═══ DATA FOR ANALYSIS

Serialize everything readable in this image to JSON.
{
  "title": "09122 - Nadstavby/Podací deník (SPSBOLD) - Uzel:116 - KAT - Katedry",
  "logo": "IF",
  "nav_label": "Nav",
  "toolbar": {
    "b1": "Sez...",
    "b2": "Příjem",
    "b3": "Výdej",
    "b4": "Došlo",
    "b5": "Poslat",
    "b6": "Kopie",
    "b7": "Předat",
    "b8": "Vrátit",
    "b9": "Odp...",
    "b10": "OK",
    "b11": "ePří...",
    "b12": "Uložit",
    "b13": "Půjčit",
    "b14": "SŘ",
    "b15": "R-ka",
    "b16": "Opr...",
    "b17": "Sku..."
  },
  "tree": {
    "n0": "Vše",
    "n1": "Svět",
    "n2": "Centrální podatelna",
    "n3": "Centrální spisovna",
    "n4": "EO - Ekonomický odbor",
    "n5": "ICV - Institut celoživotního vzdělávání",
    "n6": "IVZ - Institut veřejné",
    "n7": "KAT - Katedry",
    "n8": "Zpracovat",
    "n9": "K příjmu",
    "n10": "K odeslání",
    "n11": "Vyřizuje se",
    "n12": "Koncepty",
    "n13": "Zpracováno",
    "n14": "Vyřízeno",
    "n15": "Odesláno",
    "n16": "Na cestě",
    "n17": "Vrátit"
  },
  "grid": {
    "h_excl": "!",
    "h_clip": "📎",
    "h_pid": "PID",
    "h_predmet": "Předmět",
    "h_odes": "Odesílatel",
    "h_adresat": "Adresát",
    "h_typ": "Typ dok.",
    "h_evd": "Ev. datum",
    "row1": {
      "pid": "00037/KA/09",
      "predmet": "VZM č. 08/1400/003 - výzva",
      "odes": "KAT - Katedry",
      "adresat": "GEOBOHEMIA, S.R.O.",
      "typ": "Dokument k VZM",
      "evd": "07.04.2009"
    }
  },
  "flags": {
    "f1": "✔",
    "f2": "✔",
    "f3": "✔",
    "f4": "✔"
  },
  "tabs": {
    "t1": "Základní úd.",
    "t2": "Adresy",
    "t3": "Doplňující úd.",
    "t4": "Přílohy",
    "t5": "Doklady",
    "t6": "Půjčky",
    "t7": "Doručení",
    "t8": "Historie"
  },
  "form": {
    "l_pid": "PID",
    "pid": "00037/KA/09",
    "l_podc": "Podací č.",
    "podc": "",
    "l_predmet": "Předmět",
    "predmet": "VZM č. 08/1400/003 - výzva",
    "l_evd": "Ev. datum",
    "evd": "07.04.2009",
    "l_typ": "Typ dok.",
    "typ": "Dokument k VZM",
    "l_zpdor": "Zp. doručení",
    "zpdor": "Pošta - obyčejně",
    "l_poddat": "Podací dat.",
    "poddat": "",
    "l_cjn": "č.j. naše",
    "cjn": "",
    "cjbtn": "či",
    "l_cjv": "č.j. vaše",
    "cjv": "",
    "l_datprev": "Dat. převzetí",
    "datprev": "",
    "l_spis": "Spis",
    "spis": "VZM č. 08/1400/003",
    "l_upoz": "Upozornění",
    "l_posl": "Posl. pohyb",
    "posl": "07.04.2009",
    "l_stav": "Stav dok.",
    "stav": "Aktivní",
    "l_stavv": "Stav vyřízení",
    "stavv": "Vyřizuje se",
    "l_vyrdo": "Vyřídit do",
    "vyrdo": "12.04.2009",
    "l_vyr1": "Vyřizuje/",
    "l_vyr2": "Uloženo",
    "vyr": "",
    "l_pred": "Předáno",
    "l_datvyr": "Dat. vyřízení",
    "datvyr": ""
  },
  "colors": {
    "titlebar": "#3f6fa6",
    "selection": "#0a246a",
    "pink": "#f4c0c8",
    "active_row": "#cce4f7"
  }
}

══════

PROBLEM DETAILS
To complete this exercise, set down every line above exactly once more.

EXPECTED ANSWER
Serialize everything readable in this image to JSON.
{
  "title": "09122 - Nadstavby/Podací deník (SPSBOLD) - Uzel:116 - KAT - Katedry",
  "logo": "IF",
  "nav_label": "Nav",
  "toolbar": {
    "b1": "Sez...",
    "b2": "Příjem",
    "b3": "Výdej",
    "b4": "Došlo",
    "b5": "Poslat",
    "b6": "Kopie",
    "b7": "Předat",
    "b8": "Vrátit",
    "b9": "Odp...",
    "b10": "OK",
    "b11": "ePří...",
    "b12": "Uložit",
    "b13": "Půjčit",
    "b14": "SŘ",
    "b15": "R-ka",
    "b16": "Opr...",
    "b17": "Sku..."
  },
  "tree": {
    "n0": "Vše",
    "n1": "Svět",
    "n2": "Centrální podatelna",
    "n3": "Centrální spisovna",
    "n4": "EO - Ekonomický odbor",
    "n5": "ICV - Institut celoživotního vzdělávání",
    "n6": "IVZ - Institut veřejné",
    "n7": "KAT - Katedry",
    "n8": "Zpracovat",
    "n9": "K příjmu",
    "n10": "K odeslání",
    "n11": "Vyřizuje se",
    "n12": "Koncepty",
    "n13": "Zpracováno",
    "n14": "Vyřízeno",
    "n15": "Odesláno",
    "n16": "Na cestě",
    "n17": "Vrátit"
  },
  "grid": {
    "h_excl": "!",
    "h_clip": "📎",
    "h_pid": "PID",
    "h_predmet": "Předmět",
    "h_odes": "Odesílatel",
    "h_adresat": "Adresát",
    "h_typ": "Typ dok.",
    "h_evd": "Ev. datum",
    "row1": {
      "pid": "00037/KA/09",
      "predmet": "VZM č. 08/1400/003 - výzva",
      "odes": "KAT - Katedry",
      "adresat": "GEOBOHEMIA, S.R.O.",
      "typ": "Dokument k VZM",
      "evd": "07.04.2009"
    }
  },
  "flags": {
    "f1": "✔",
    "f2": "✔",
    "f3": "✔",
    "f4": "✔"
  },
  "tabs": {
    "t1": "Základní úd.",
    "t2": "Adresy",
    "t3": "Doplňující úd.",
    "t4": "Přílohy",
    "t5": "Doklady",
    "t6": "Půjčky",
    "t7": "Doručení",
    "t8": "Historie"
  },
  "form": {
    "l_pid": "PID",
    "pid": "00037/KA/09",
    "l_podc": "Podací č.",
    "podc": "",
    "l_predmet": "Předmět",
    "predmet": "VZM č. 08/1400/003 - výzva",
    "l_evd": "Ev. datum",
    "evd": "07.04.2009",
    "l_typ": "Typ dok.",
    "typ": "Dokument k VZM",
    "l_zpdor": "Zp. doručení",
    "zpdor": "Pošta - obyčejně",
    "l_poddat": "Podací dat.",
    "poddat": "",
    "l_cjn": "č.j. naše",
    "cjn": "",
    "cjbtn": "či",
    "l_cjv": "č.j. vaše",
    "cjv": "",
    "l_datprev": "Dat. převzetí",
    "datprev": "",
    "l_spis": "Spis",
    "spis": "VZM č. 08/1400/003",
    "l_upoz": "Upozornění",
    "l_posl": "Posl. pohyb",
    "posl": "07.04.2009",
    "l_stav": "Stav dok.",
    "stav": "Aktivní",
    "l_stavv": "Stav vyřízení",
    "stavv": "Vyřizuje se",
    "l_vyrdo": "Vyřídit do",
    "vyrdo": "12.04.2009",
    "l_vyr1": "Vyřizuje/",
    "l_vyr2": "Uloženo",
    "vyr": "",
    "l_pred": "Předáno",
    "l_datvyr": "Dat. vyřízení",
    "datvyr": ""
  },
  "colors": {
    "titlebar": "#3f6fa6",
    "selection": "#0a246a",
    "pink": "#f4c0c8",
    "active_row": "#cce4f7"
  }
}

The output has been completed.